Information on Chicory

Common Name: Chicory
Scientific Name: Cichorium intybus 
Irish Name: Siocaire
Family Group: Asteraceae
Distribution: View Map (Courtesy of the BSBI)
Flowering Period

Click for list of all flowering by month
Chicory is not easily confused with other wild plants on this web site.

This is an uncommon, introduced perennial which grows 100cm high. It has 25-40mm flower-heads which are clear, bright blue, all ray florets, strap-shaped and spreading with toothed tips. The flower-heads are in loose spikes on branched, grooved, stiff stems which produce latex when broken or cut. They usually open in the morning and in sunny weather. The basal leaves are pinnately lobed, roughly spoon-shaped in outline. The stem leaves are lanceolate, clasping the stem. Chicory is found in bare places, roadsides, mostly calcareous soils. It seems to be confined to the East and South East of Ireland and it belongs to the Asteraceae family. 

I first recorded this species at Ballon, Co Carlow in 2012 when I also photographed it.

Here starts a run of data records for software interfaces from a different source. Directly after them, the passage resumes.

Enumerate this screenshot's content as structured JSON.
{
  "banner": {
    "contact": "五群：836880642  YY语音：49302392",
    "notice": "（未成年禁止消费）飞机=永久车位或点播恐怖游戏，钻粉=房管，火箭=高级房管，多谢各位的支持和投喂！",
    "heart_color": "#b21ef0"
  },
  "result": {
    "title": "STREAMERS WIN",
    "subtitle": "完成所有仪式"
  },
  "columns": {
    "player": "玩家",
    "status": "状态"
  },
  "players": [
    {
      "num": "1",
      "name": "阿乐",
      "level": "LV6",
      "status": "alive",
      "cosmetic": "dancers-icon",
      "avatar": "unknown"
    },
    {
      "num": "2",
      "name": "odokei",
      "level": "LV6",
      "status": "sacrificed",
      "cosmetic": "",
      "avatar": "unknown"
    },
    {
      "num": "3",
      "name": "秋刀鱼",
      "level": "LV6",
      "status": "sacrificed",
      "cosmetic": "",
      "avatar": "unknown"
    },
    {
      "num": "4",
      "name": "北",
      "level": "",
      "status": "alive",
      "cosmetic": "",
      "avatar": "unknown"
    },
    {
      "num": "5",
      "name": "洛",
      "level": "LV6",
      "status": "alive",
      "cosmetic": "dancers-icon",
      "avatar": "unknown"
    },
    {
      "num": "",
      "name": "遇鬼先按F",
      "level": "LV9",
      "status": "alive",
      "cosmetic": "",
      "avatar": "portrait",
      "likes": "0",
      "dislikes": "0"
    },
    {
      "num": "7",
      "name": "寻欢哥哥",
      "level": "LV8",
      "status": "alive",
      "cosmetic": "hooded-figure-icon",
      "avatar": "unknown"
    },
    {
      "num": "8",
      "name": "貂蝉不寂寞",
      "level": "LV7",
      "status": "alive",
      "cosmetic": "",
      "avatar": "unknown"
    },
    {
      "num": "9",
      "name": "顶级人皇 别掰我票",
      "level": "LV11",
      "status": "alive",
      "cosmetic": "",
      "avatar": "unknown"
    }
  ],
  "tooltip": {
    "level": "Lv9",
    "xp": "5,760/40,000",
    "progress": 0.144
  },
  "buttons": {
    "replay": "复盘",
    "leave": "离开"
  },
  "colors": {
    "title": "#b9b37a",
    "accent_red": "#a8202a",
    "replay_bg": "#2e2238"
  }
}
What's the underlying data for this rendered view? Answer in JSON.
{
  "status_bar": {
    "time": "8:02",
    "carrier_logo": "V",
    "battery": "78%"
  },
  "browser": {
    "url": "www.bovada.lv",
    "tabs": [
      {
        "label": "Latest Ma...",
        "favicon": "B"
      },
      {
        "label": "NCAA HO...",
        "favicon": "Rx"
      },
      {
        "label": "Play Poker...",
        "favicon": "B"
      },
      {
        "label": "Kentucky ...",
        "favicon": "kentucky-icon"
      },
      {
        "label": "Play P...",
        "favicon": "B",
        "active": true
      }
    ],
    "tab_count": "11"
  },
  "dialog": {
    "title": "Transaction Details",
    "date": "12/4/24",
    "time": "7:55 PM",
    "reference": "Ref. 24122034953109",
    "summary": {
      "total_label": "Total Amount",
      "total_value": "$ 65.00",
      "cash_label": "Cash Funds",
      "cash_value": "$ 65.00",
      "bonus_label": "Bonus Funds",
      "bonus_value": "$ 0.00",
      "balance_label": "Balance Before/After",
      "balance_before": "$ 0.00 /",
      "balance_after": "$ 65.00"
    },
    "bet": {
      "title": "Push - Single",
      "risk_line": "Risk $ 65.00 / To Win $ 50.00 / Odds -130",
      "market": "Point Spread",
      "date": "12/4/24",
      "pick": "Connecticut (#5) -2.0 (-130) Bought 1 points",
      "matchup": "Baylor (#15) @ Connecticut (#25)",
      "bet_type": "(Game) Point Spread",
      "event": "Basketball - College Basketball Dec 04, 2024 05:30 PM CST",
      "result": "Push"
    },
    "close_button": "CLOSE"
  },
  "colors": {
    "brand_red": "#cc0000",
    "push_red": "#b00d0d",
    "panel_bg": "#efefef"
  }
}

If you are satisfied you have correctly identified this plant, please submit your sighting to the National Biodiversity Data Centre